⟨

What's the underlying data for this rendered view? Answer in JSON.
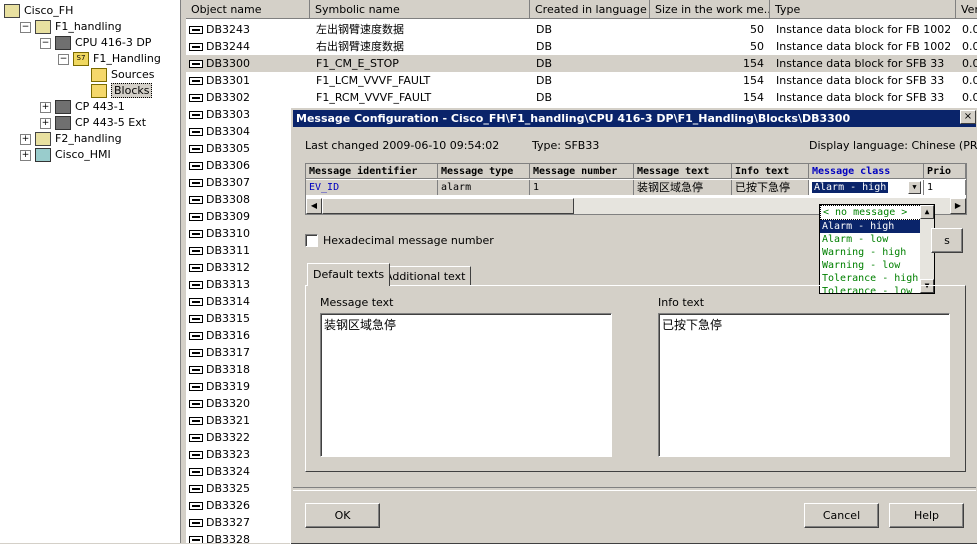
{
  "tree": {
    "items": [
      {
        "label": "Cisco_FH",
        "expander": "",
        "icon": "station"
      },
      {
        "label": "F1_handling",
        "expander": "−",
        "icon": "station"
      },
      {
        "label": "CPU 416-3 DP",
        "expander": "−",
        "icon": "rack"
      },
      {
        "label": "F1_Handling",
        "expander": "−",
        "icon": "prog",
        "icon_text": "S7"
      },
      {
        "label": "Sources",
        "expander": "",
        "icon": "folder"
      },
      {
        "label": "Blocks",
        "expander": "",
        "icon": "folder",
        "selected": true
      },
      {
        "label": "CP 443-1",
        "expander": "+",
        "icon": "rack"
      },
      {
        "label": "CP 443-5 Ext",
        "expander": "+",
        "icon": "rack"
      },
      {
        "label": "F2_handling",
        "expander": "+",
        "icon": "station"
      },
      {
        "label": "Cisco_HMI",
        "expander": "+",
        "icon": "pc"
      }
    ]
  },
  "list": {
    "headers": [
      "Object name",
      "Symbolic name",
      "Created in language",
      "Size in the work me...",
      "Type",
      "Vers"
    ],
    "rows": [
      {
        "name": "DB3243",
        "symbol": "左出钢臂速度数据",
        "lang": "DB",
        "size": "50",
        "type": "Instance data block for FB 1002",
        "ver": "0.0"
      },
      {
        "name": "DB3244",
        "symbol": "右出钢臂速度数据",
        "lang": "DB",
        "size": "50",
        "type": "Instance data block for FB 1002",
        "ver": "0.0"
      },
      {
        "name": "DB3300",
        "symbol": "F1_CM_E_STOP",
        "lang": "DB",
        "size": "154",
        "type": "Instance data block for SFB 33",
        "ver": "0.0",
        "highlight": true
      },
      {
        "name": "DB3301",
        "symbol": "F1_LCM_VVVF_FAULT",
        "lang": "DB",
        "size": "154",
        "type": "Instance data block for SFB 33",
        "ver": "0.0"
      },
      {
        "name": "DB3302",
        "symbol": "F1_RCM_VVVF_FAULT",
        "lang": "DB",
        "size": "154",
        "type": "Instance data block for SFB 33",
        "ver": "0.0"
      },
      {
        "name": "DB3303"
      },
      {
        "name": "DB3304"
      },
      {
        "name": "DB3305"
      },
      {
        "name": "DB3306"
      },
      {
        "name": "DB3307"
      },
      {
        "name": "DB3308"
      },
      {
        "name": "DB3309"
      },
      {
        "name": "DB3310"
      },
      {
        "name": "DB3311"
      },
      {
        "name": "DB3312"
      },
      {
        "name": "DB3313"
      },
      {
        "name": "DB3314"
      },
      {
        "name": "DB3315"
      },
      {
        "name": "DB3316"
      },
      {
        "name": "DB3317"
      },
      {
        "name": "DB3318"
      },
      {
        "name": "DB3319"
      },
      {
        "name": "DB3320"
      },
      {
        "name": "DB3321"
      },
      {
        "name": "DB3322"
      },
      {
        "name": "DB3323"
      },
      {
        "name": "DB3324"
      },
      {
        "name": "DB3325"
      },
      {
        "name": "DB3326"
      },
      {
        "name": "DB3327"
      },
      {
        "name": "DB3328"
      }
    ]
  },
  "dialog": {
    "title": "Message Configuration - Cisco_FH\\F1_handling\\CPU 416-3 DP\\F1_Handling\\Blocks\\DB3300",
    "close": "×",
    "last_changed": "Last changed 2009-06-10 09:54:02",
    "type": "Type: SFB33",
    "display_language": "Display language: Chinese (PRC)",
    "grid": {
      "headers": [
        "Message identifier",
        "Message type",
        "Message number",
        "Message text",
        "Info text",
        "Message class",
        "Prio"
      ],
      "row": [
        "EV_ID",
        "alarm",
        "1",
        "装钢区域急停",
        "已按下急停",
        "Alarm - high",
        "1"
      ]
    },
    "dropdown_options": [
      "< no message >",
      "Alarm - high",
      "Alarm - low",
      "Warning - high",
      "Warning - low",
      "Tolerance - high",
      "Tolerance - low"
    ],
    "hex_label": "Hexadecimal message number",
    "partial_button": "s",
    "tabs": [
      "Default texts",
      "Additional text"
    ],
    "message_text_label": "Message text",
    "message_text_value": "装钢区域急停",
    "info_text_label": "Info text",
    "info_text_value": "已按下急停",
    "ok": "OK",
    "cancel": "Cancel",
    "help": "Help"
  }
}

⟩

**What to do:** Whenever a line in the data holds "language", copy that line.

**Answer section:**
      "Created in language",
    "display_language": "Display language: Chinese (PRC)",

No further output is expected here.